**WHAT YOU HAVE TO DO**
Report back every line below that carries the word "your".

(Website and app data records)

:::

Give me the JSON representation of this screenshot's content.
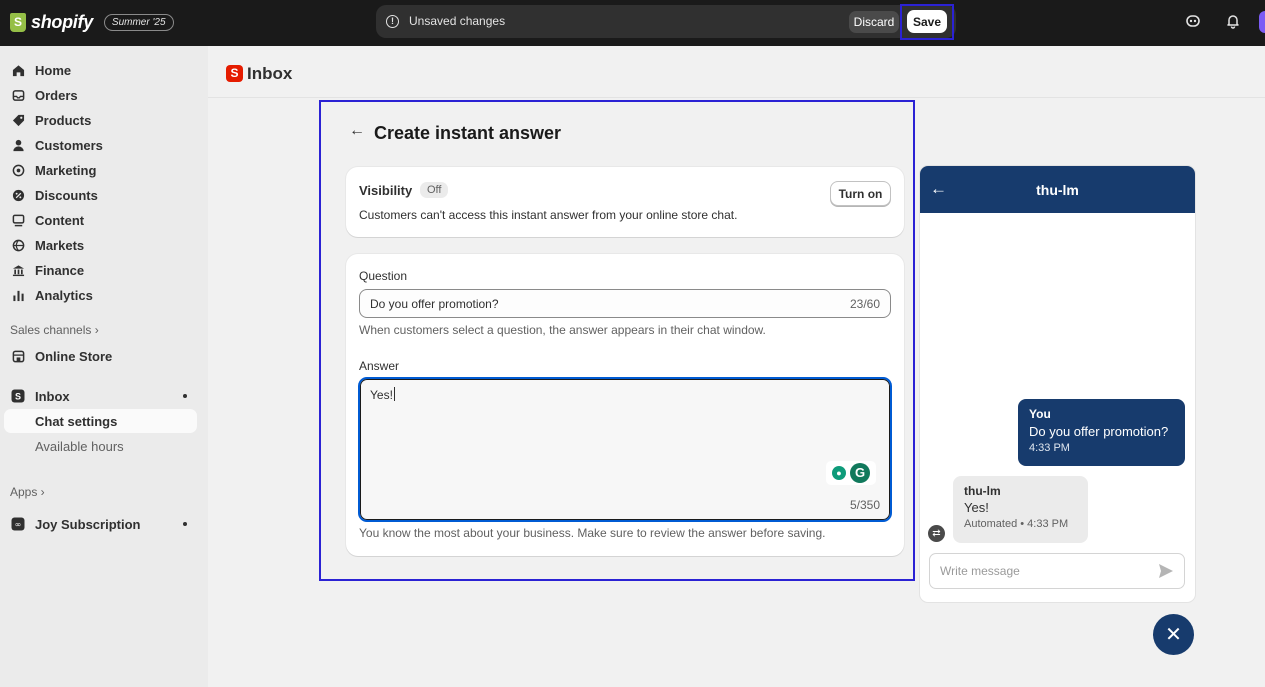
{
  "topbar": {
    "brand": "shopify",
    "edition": "Summer '25",
    "unsaved_text": "Unsaved changes",
    "discard_label": "Discard",
    "save_label": "Save"
  },
  "sidebar": {
    "items": [
      {
        "label": "Home",
        "icon": "home-icon"
      },
      {
        "label": "Orders",
        "icon": "inbox-tray-icon"
      },
      {
        "label": "Products",
        "icon": "tag-icon"
      },
      {
        "label": "Customers",
        "icon": "person-icon"
      },
      {
        "label": "Marketing",
        "icon": "target-icon"
      },
      {
        "label": "Discounts",
        "icon": "discount-icon"
      },
      {
        "label": "Content",
        "icon": "content-icon"
      },
      {
        "label": "Markets",
        "icon": "globe-icon"
      },
      {
        "label": "Finance",
        "icon": "bank-icon"
      },
      {
        "label": "Analytics",
        "icon": "bar-chart-icon"
      }
    ],
    "sales_channels_label": "Sales channels ›",
    "online_store_label": "Online Store",
    "inbox_label": "Inbox",
    "chat_settings_label": "Chat settings",
    "available_hours_label": "Available hours",
    "apps_label": "Apps ›",
    "joy_label": "Joy Subscription"
  },
  "page": {
    "title": "Inbox"
  },
  "form": {
    "title": "Create instant answer",
    "visibility": {
      "title": "Visibility",
      "badge": "Off",
      "description": "Customers can't access this instant answer from your online store chat.",
      "button": "Turn on"
    },
    "question": {
      "label": "Question",
      "value": "Do you offer promotion?",
      "count": "23/60",
      "help": "When customers select a question, the answer appears in their chat window."
    },
    "answer": {
      "label": "Answer",
      "value": "Yes!",
      "count": "5/350",
      "help": "You know the most about your business. Make sure to review the answer before saving."
    }
  },
  "chat": {
    "title": "thu-lm",
    "you_name": "You",
    "you_message": "Do you offer promotion?",
    "you_time": "4:33 PM",
    "bot_name": "thu-lm",
    "bot_message": "Yes!",
    "bot_meta": "Automated • 4:33 PM",
    "input_placeholder": "Write message"
  },
  "colors": {
    "accent": "#2b22d4",
    "chat_brand": "#173b6d",
    "focus_blue": "#005bd3"
  }
}
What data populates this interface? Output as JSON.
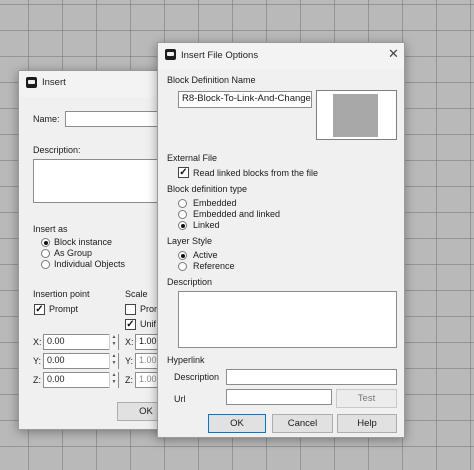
{
  "insert_dialog": {
    "title": "Insert",
    "name_label": "Name:",
    "description_label": "Description:",
    "insert_as_label": "Insert as",
    "insert_as_options": [
      "Block instance",
      "As Group",
      "Individual Objects"
    ],
    "insert_as_selected": 0,
    "insertion_point_label": "Insertion point",
    "prompt_label": "Prompt",
    "scale_label": "Scale",
    "scale_prompt_label": "Prom",
    "uniform_label": "Unif",
    "x_label": "X:",
    "y_label": "Y:",
    "z_label": "Z:",
    "x_value": "0.00",
    "y_value": "0.00",
    "z_value": "0.00",
    "scale_x_label": "X:",
    "scale_y_label": "Y:",
    "scale_z_label": "Z:",
    "scale_x_value": "1.00",
    "scale_y_value": "1.00",
    "scale_z_value": "1.00",
    "ok_label": "OK"
  },
  "options_dialog": {
    "title": "Insert File Options",
    "block_def_name_label": "Block Definition Name",
    "block_def_name_value": "R8-Block-To-Link-And-Change",
    "external_file_label": "External File",
    "read_linked_label": "Read linked blocks from the file",
    "read_linked_checked": true,
    "block_def_type_label": "Block definition type",
    "block_def_types": [
      "Embedded",
      "Embedded and linked",
      "Linked"
    ],
    "block_def_type_selected": 2,
    "layer_style_label": "Layer Style",
    "layer_styles": [
      "Active",
      "Reference"
    ],
    "layer_style_selected": 0,
    "description_label": "Description",
    "hyperlink_label": "Hyperlink",
    "hyperlink_description_label": "Description",
    "url_label": "Url",
    "test_label": "Test",
    "ok_label": "OK",
    "cancel_label": "Cancel",
    "help_label": "Help"
  }
}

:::

**TASK RESULT**
      "description": "Customers can't access this instant answer from your online store chat.",
      "help": "You know the most about your business. Make sure to review the answer before saving."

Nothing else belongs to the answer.